Well this went on for decades and NCAA Football was yearly one of the top selling games in the US making EA Sports millions and millions and millions. Until one day some former players got together and decided to stand up for their rights and make legal challenges to the rules around these things and having their likeness used in game. They sued EA Sports and the NCAA for using their likenesses without their permission in the games. This was in 2013. The result was that one of the top 5 selling games of each year was discontinued by EA and to this day is no longer made, and they ended up settling with the players for $60 Million. It wasn't just the fact that they made players in the game that were almost 1:1 the same but with different names and faces, it was also that they facilitated users changing those names easily and then being able to easily use those shared changes in game.
I did enjoy playing the ncaa games. I just wish the NCAA would finally pay the players
Same on both counts. I really miss the College Hoops 2K series.
PES (Pro Evolution Soccer) has an in-game editor to put real names and shirts and logos on unlicensed teams.
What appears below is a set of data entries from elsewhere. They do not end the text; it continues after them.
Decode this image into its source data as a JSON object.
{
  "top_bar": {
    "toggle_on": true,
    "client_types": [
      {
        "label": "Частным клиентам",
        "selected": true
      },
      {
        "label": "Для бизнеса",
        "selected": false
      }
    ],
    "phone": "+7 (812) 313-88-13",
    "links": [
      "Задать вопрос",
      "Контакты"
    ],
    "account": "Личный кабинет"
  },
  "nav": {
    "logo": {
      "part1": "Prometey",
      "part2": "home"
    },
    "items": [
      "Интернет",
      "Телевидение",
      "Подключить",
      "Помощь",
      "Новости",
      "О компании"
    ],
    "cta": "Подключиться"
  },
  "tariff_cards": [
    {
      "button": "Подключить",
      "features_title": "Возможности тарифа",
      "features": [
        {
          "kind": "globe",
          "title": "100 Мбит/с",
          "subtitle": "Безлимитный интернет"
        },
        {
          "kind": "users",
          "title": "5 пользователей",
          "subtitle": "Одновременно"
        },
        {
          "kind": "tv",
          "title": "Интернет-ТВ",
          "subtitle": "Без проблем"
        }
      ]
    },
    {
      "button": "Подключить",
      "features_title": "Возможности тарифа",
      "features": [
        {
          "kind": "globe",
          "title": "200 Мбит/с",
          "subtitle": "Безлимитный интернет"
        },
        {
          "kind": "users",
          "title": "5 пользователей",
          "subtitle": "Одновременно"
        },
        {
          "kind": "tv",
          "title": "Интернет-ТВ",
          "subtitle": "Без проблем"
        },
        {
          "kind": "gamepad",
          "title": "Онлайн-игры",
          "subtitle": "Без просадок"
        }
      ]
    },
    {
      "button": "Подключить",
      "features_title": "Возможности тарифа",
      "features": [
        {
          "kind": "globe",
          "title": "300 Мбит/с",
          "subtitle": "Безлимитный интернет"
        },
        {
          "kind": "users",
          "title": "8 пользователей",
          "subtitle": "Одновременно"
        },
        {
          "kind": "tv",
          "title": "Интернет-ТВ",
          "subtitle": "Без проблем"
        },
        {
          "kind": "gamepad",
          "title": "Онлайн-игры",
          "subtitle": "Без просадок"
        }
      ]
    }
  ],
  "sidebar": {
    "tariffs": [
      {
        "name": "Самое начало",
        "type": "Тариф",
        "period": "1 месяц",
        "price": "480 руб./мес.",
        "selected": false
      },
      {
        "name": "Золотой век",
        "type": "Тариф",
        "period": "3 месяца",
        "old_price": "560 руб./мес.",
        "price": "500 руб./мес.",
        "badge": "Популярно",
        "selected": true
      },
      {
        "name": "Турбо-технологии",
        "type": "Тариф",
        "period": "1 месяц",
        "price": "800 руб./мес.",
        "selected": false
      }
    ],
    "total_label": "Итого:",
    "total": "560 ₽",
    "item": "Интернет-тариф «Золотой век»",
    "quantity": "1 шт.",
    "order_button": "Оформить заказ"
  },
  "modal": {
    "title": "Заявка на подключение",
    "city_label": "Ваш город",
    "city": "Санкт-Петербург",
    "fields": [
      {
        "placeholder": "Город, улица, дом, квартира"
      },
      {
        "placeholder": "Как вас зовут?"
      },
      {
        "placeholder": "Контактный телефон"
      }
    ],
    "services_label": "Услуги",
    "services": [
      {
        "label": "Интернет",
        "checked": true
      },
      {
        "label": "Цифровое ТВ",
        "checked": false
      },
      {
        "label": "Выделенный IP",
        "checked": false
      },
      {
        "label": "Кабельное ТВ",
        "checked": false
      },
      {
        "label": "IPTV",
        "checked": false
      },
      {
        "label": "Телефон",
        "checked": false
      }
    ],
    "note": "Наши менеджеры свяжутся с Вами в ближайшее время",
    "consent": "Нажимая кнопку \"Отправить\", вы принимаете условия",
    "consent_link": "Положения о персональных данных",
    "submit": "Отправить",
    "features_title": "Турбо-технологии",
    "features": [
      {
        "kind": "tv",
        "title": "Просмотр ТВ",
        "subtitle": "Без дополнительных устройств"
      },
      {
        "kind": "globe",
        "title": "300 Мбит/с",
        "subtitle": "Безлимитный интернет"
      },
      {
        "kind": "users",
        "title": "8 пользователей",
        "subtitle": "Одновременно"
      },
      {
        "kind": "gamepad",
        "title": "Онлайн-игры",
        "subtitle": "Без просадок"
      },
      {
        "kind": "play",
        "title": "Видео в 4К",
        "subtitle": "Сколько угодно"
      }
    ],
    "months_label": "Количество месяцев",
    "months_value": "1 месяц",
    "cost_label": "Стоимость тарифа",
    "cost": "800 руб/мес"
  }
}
Konami doesn´t endorse it, but you get the idea.
Separate names with a comma.